The CCT provisions, which were put forward in a consultation document, were another of the few positive moves for lawyers, who were also eyeing up Eastern Europe. In the year of the Maastricht treaty, Europe in general was very much on the agenda.
There were also changes in the top legal posts, with Barbara Mills QC appointed DPP, George Staple from Clifford Chance taking over from Barbara Mills as director of the SFO, and Lord Taylor appointed Lord Chief Justice, taking over from Lord Lane.
Also at the top of the profession, the introduction of the Judith (judges IT help project) and the increasingly widespread use of IT by judges was seen as having a ripple effect, with judges being set up as “role model users of IT” for others in the legal profession to follow.
On the Top 100 front, when Eversheds finally merged it ranked second after Clifford Chance, dislodging Linklaters & Paines. It was not just law firms that were being proactive – 2 Harcourt Buildings merged with Belgian set Stanbrook & Hooper; Manches & Co joined Carter Faber; Pannone & Partners was formed by the merger of Pannone March Pearson and Pritchard Englefield and Tobin.
Despite the pick-up in merger activity there were still redundancy announcements by firms, with Turner Kenneth Brown making the third such unfortunate announcement in just over a year.
A survey showed a sharp profit slump hitting firms outside the south. Using median figures, profits fell 34 per cent to £22,000 in the north over 1990/91. A typical partner in the north was estimated to have a profit share of about £52,000 – about a third of his London counterpart. And growth in the in-house teams had come to a virtual standstill, with 84 per cent foreseeing no real change in size during the year. In the US, American Lawyer reported that there had been an overall decline in partners' profits, which fell 6 per cent to $400,000 in 1991, while revenues per lawyer fell $1,000 to $371,000 from $372,000.
Poaching by US firms continued, with senior partner Christopher Haan and two other partners leaving SJ Berwin to join Coudert Brothers. Shearman & Sterling was headhunting senior lawyers in top London firms to develop an English banking practice.

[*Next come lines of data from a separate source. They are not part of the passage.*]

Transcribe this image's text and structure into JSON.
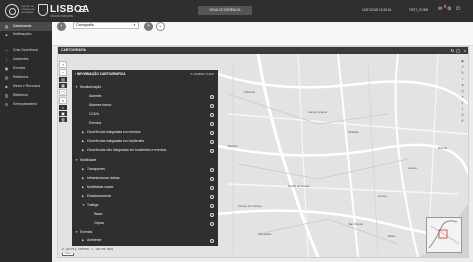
{
  "header": {
    "logo_text": "CENTRO DE OPERAÇÕES INTEGRADO",
    "city": "LISBOA",
    "city_sub": "CÂMARA MUNICIPAL",
    "new_occurrence": "NOVA OCORRÊNCIA",
    "datetime": "12/07/2018 13:45:16",
    "user": "TEST_COI05",
    "notif_count": "1"
  },
  "sidebar": {
    "items": [
      {
        "label": "Dashboards",
        "icon": "dashboard-icon"
      },
      {
        "label": "Notificações",
        "icon": "bell-icon"
      },
      {
        "label": "Criar Ocorrência",
        "icon": "plus-icon"
      },
      {
        "label": "Incidentes",
        "icon": "warning-icon"
      },
      {
        "label": "Eventos",
        "icon": "calendar-icon"
      },
      {
        "label": "Relatórios",
        "icon": "report-icon"
      },
      {
        "label": "Meios e Recursos",
        "icon": "truck-icon"
      },
      {
        "label": "Biblioteca",
        "icon": "book-icon"
      },
      {
        "label": "Entrepatamento",
        "icon": "gear-icon"
      }
    ]
  },
  "toolbar": {
    "select_value": "Cartografia"
  },
  "panel": {
    "title": "CARTOGRAFIA"
  },
  "layers": {
    "title": "INFORMAÇÃO CARTOGRÁFICA",
    "clean": "LIMPAR TUDO",
    "items": [
      {
        "label": "Monitorização",
        "level": 0
      },
      {
        "label": "Alarmes",
        "level": 1
      },
      {
        "label": "Alarmes inteco",
        "level": 1
      },
      {
        "label": "CCM's",
        "level": 1
      },
      {
        "label": "Eventos",
        "level": 1
      },
      {
        "label": "Ocorrências integradas em eventos",
        "level": 1
      },
      {
        "label": "Ocorrências integradas em Incidentes",
        "level": 1
      },
      {
        "label": "Ocorrências não integradas em incidentes e eventos",
        "level": 1
      },
      {
        "label": "Mobilidade",
        "level": 0
      },
      {
        "label": "Transportes",
        "level": 1
      },
      {
        "label": "Infraestruturas viárias",
        "level": 1
      },
      {
        "label": "Mobilidade suave",
        "level": 1
      },
      {
        "label": "Estacionamento",
        "level": 1
      },
      {
        "label": "Tráfego",
        "level": 1
      },
      {
        "label": "Waze",
        "level": 2
      },
      {
        "label": "Cepsa",
        "level": 2
      },
      {
        "label": "Eventos",
        "level": 0
      },
      {
        "label": "Ambiente",
        "level": 1
      }
    ]
  },
  "map": {
    "coords": "X: -94775.4, 1007559 ; Y: -106 759, 8001",
    "scale": "500 m",
    "labels": [
      {
        "text": "Telheiras"
      },
      {
        "text": "Alvalade"
      },
      {
        "text": "Areeiro"
      },
      {
        "text": "Penha de França"
      },
      {
        "text": "Campo de Ourique"
      },
      {
        "text": "Arroios"
      },
      {
        "text": "São Vicente"
      },
      {
        "text": "Marvila"
      },
      {
        "text": "Campolide"
      },
      {
        "text": "Benfica"
      },
      {
        "text": "Campo Grande"
      },
      {
        "text": "Belém"
      }
    ]
  }
}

Lawyers who had made headlines by appearing in court themselves had mixed fortunes – four of the remaining five defendants were found guilty in the Blue Arrow trial, but charges against Travers Smith Braithwaite partner Alan Keat were dropped on the grounds that there was no case for him to answer.
Other solicitors were less fortunate – Essex solicitor Derek Chisnall was jailed for seven years for stealing more than £1m from clients. The court heard how Chisnall, who owned a Porsche and a string of racehorses, boasted to a colleague: “I am a thief but I have had a good life and a good run.” Meanwhile regional firm Durnford Ford was being investigated, and the senior partner Graham Ford resigned.

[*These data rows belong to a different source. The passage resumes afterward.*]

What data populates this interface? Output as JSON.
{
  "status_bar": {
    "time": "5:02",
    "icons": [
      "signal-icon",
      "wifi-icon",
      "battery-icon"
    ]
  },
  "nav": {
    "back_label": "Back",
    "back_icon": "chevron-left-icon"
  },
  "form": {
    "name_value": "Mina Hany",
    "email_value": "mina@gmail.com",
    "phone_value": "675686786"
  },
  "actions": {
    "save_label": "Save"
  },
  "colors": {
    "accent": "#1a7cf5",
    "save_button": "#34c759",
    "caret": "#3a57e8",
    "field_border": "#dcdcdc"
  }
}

Legal aid wrangling continued, with the Law Society claiming that the number of people squeezed out of eligibility was well over 12 million.
Legal aid practitioners came out against fixed fees for magistrates court work; and a new inspectorate for the magistrates courts was planned. There were calls for the Lord Chancellor's advisory committee on legal aid to be abolished, and unsurprisingly, the Criminal Justice Act was slammed by lawyers.

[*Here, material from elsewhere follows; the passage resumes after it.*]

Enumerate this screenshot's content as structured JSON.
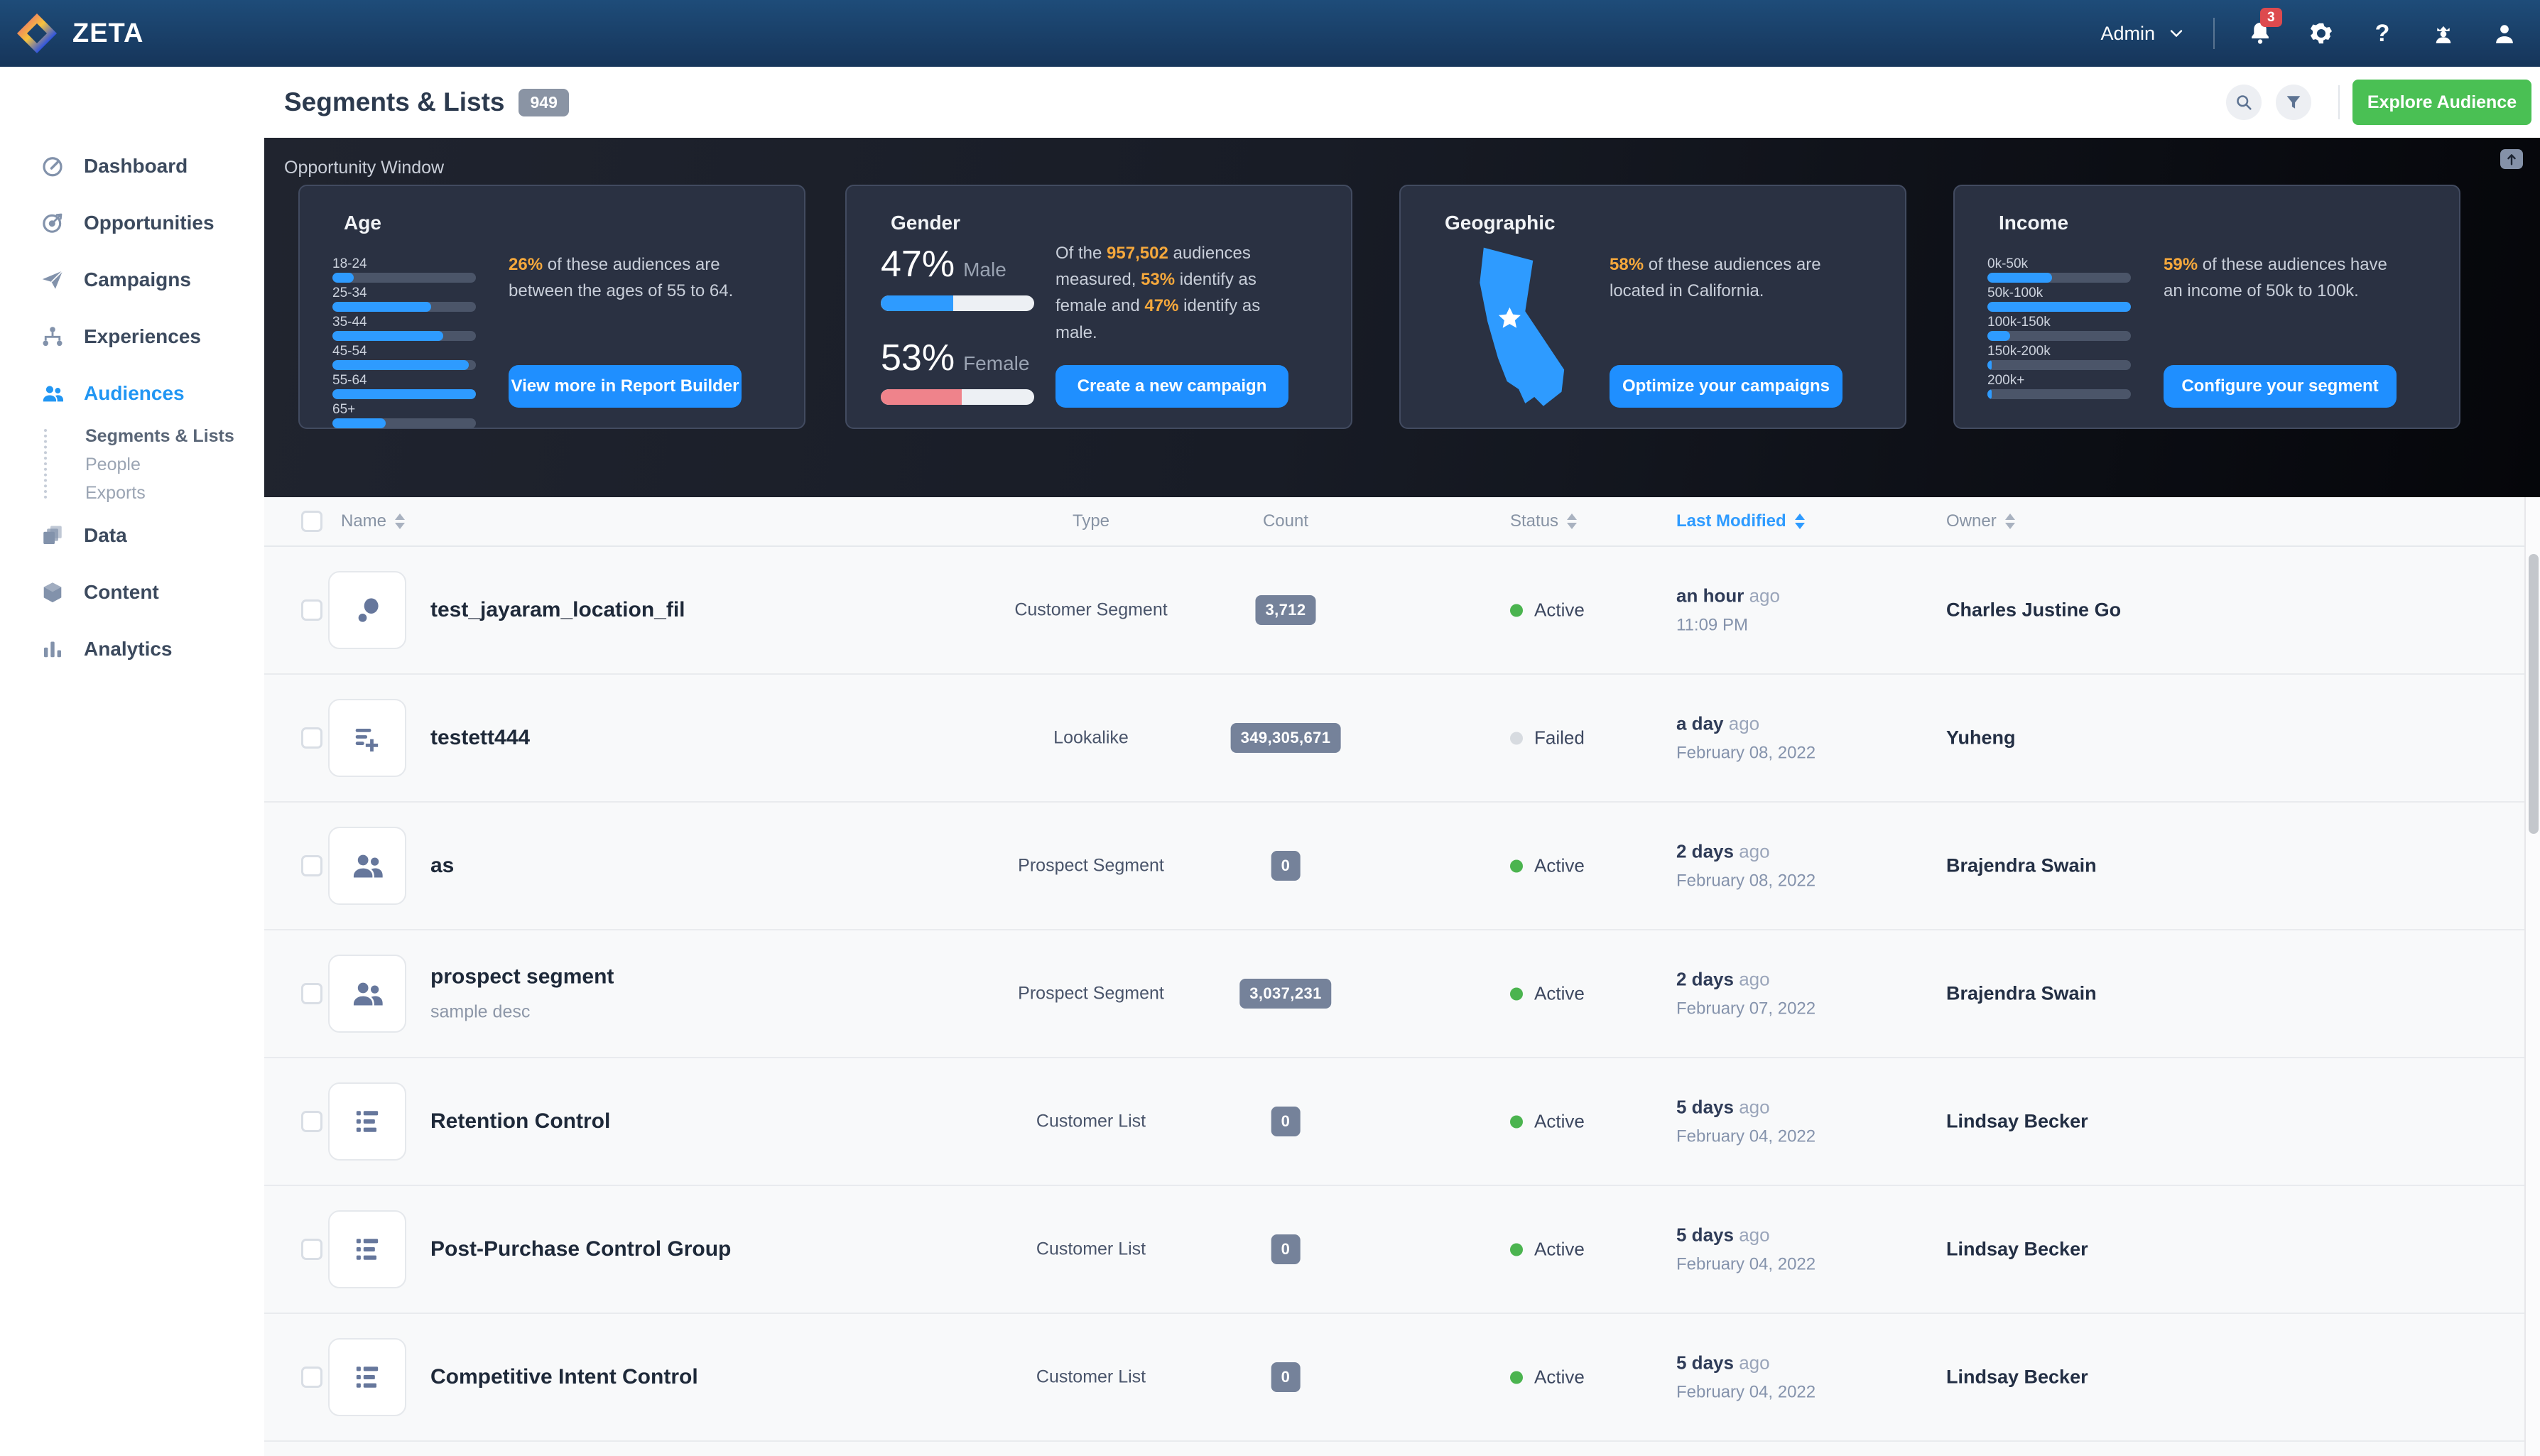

On the legal education front, Newcastle Polytechnic was set to run the first four-year exempting law degree. Later in the year, the College of Law started tentative negotiations with other institutions to set up an exempting law degree.
The Legal Services Ombudsman's first annual report said he received over 1,200 complaints, double the number in 1991.
A survey of the top 500 law firms showed that 73 per cent of firms responding expected their profitability to be hit severely if a Labour Government was returned, while only 18 per cent expected a decrease under a Conservative regime.
Post-election, Sir Nicholas Lyell QC was appointed Attorney General – he later became embroiled in the Matrix-Churchill case with the then Lord Justice Scott, putting together his inquiry team. Lord Mackay stayed on, with John Taylor MP appointed to the new post of under-secretary to the LCD, and barrister Paul Boateng was shadow parliamentary secretary at the LCD.
Finally, there was good news again for those at the very top of the profession (unless, apparently, you were a senior judge) – the Judicial Pensions and Retirements Bill brought the retirement age of judges down to 70.